Last month’s column pointed out the necessity of correct leg and foot alignment to prevent stress on ankles and knees. With jogging and sports, which increase vertical impact to these joints, proper alignment is even more important if strain or injury is to be avoided.
I mentioned that pronation is likely to occur when the pelvis tips forward, but a further explanation of why, in my view, pronation is so common can be useful to both doctors and patients in working to correct the problem. It is not one that normally afflicts animals, but happens with humans because of our upright posture.
When we stand with feet together, the femurs slant inward from the hip joints to the knees, unlike animals whose legs go straight down from their body. The natural tendency, therefore, is for our knees to continue the slant and to press inward when they bend. The pressure transfers to the inside of the feet and causes the pronation.
The femurs are vertical, however, when our feet are separated and directly below the hip joints. The knees can then be bent with thighs, lower legs and feet in alignment. As muscles become rebalanced, body weight and impact will be taken through the bone structure, and wear and tear on tendons and ligaments will be greatly reduced.
Increased resilience in the knees and ankles is another important consideration in preventing sports strains and injury.
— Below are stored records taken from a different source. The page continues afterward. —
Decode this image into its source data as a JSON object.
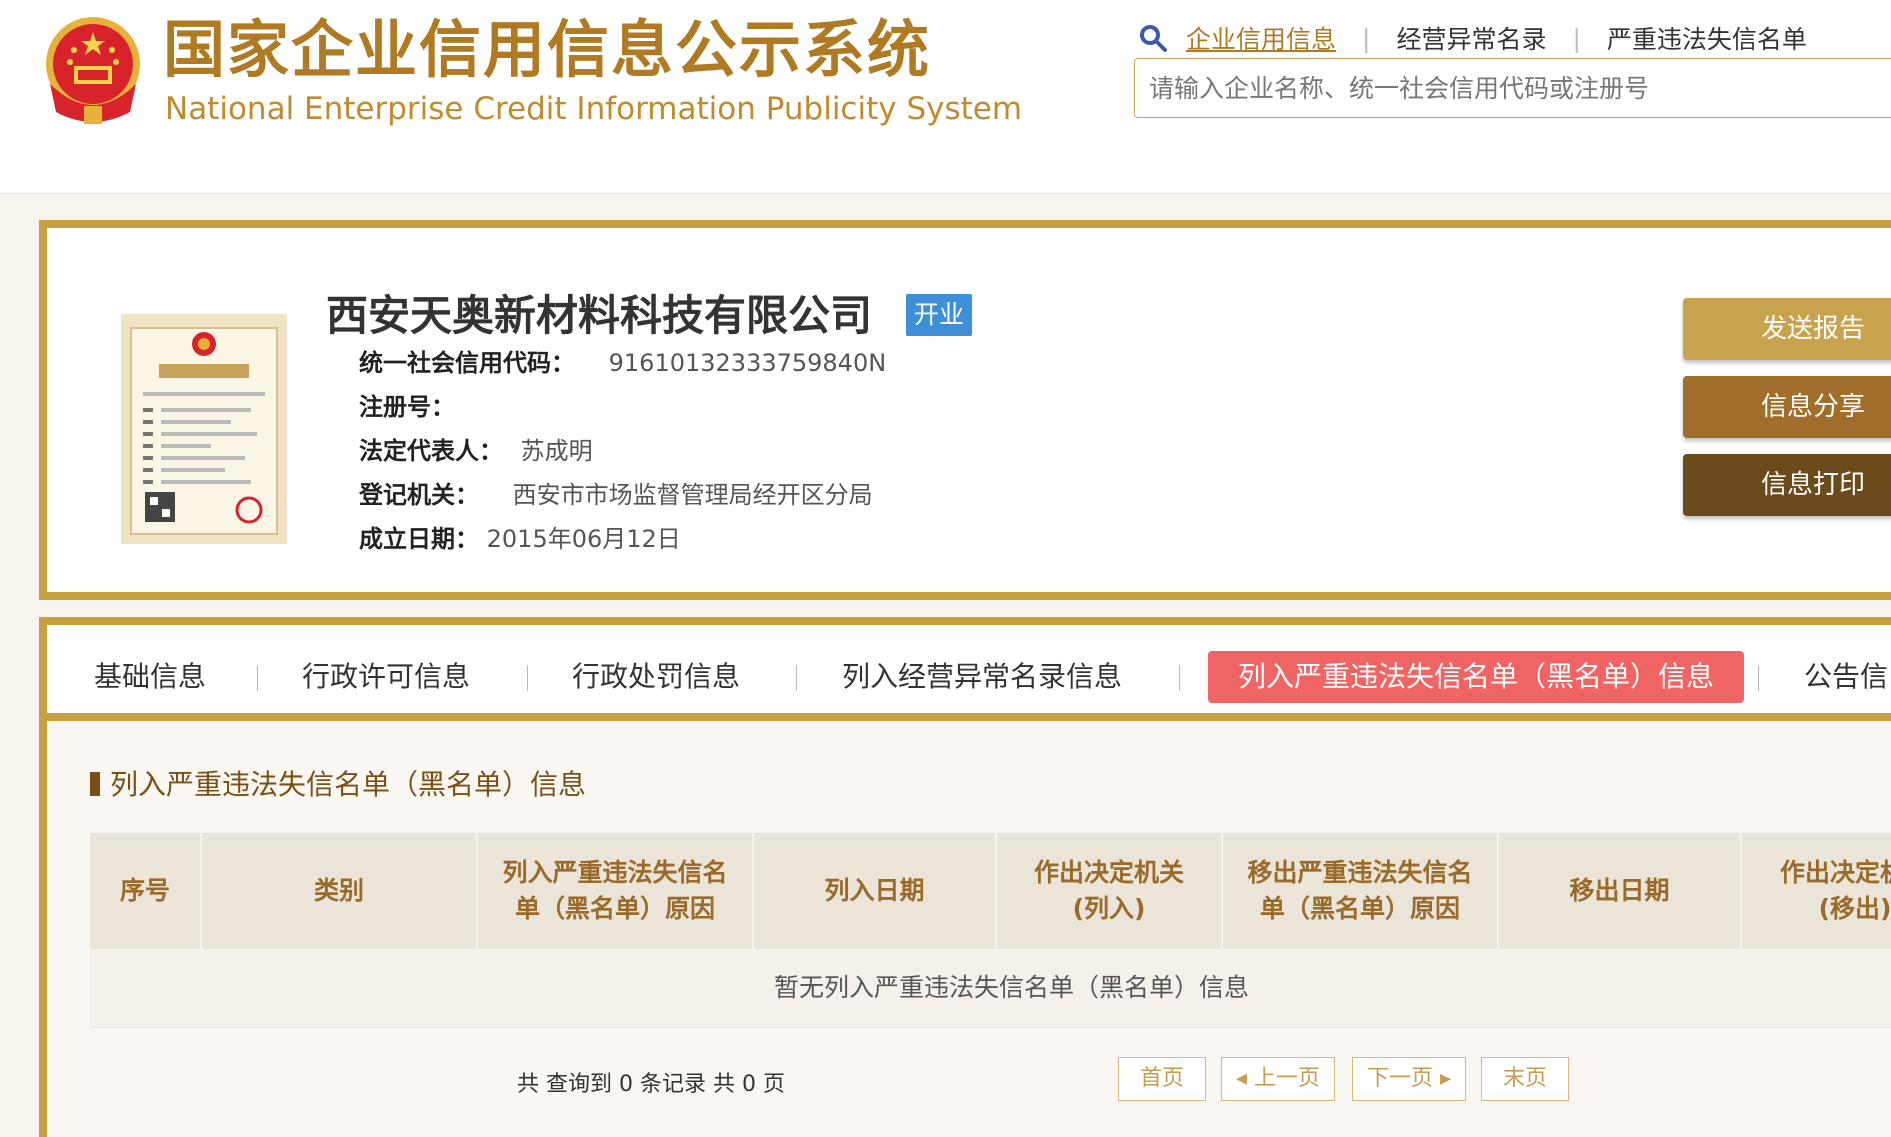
{
  "header": {
    "title_cn": "国家企业信用信息公示系统",
    "title_en": "National Enterprise Credit Information Publicity System",
    "nav": [
      "企业信用信息",
      "经营异常名录",
      "严重违法失信名单"
    ],
    "search_placeholder": "请输入企业名称、统一社会信用代码或注册号",
    "search_icon": "search-icon",
    "emblem_icon": "national-emblem-icon"
  },
  "company": {
    "name": "西安天奥新材料科技有限公司",
    "status": "开业",
    "license_icon": "business-license-icon",
    "fields": {
      "credit_code_label": "统一社会信用代码：",
      "credit_code": "91610132333759840N",
      "reg_no_label": "注册号：",
      "reg_no": "",
      "legal_rep_label": "法定代表人：",
      "legal_rep": "苏成明",
      "authority_label": "登记机关：",
      "authority": "西安市市场监督管理局经开区分局",
      "founded_label": "成立日期：",
      "founded": "2015年06月12日"
    },
    "actions": {
      "send": "发送报告",
      "share": "信息分享",
      "print": "信息打印"
    }
  },
  "tabs": [
    "基础信息",
    "行政许可信息",
    "行政处罚信息",
    "列入经营异常名录信息",
    "列入严重违法失信名单（黑名单）信息",
    "公告信"
  ],
  "active_tab": 4,
  "section": {
    "title": "列入严重违法失信名单（黑名单）信息",
    "columns": [
      "序号",
      "类别",
      "列入严重违法失信名单（黑名单）原因",
      "列入日期",
      "作出决定机关(列入)",
      "移出严重违法失信名单（黑名单）原因",
      "移出日期",
      "作出决定机关(移出)"
    ],
    "empty_text": "暂无列入严重违法失信名单（黑名单）信息"
  },
  "pagination": {
    "summary": "共 查询到 0 条记录 共 0 页",
    "first": "首页",
    "prev": "◂ 上一页",
    "next": "下一页 ▸",
    "last": "末页"
  },
  "colors": {
    "gold": "#c9a03f",
    "title_gold": "#b07a22",
    "active_tab": "#f06464",
    "badge_blue": "#3d8fd8"
  }
}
A certain “springiness” should exist to absorb the shock of landing and to provide rebound.
With respect to this, I cannot agree with the standard practice of rolling from heels to toes when jogging. While this is normal for walking, the faster movement of the feet in jogging keeps the ankles flexed and the anterior muscles of the tibia contracted. As these muscles become increasingly tighter, stress fracture of the tibia can be a resulting possibility. Coming down on the heels also makes for a “hard” landing, stopping the joints short and preventing a rebound that would reduce the force of impact.
A lighter and more resilient run will be had by landing on the ball of the foot with the heel touching momentarily thereafter. The heel then immediately lifts and the ball of the foot pushes off. This spring-like action of the foot and ankle allows the knees to slightly compress and release as well, and the combined action of the joints thrusts the body upward between steps. If the body is well supported – abdominals drawn in and the rib-cage lifted – the impact is further lessened. Together, joint resilience and supported body weight produce a “soft” landing which, along with proper alignment, will do much to prevent strains and joint damage.
The accompanying exercise rebalances muscles, increases resilience in the ankles and knees, stretches the Achilles tendons and contracts the Abductor hallucis muscles, lifting the arches. While these are important considerations for joggers or anyone involved in active sports, skiers may find today’s exercise and the one given last month of particular benefit.
To increase resilience in ankles and knees:
Stand facing a wall a good three feet away, feet under the hips with the second toe in line with the centre of the ankle and the ankles straight. Lean forward and place both hands against the wall.
Bend the knees, lifting the left heel slightly so the right shin presses forward over the toes. Keep the hips forward and the pressure on the ball of the foot with the toes flat.
Straighten the knees slightly and repeat the bend, lifting the right heel and pressing the left shin forward. Alternate slowly, pressing from one foot to the other and shifting the weight slightly, if necessary, to keep the knee over the foot. The hips, however, should move as little as possible to the side.
This exercise may jam the bones in the front of the ankle and produce some discomfort. The bending should therefore be done slowly so pressure into the joints is applied gradually. Over time, the discomfort should lessen or even disappear.
This will be my last column on what has been, predominantly, “bodywork.” What I have attempted to point out throughout is the need for as much attention to be given to the mechanical workings of the body and its structural requirements as has been placed on its cardiovascular needs.
There is a saying that we take better care of our cars than we do of our bodies. What we have neglected to do is consider what that care is. A car is not kept in good condition simply by driving it. It needs regular tune-ups and repair so each of its components works well and all mesh smoothly together. This is what makes the car fit to drive, ensuring both safety and performance that is trouble-free.
The same applies to the human body. Using the body in activities does not correct or improve those conditions that prevent its full and safe usage: tension, tight muscles, stiff joints, misalignment and lack of weight support. This is what “fit”ness is about: making the body fit to use. Cardiovascular activities can then be undertaken with more safety, pleasure and benefit to the body in its entirety.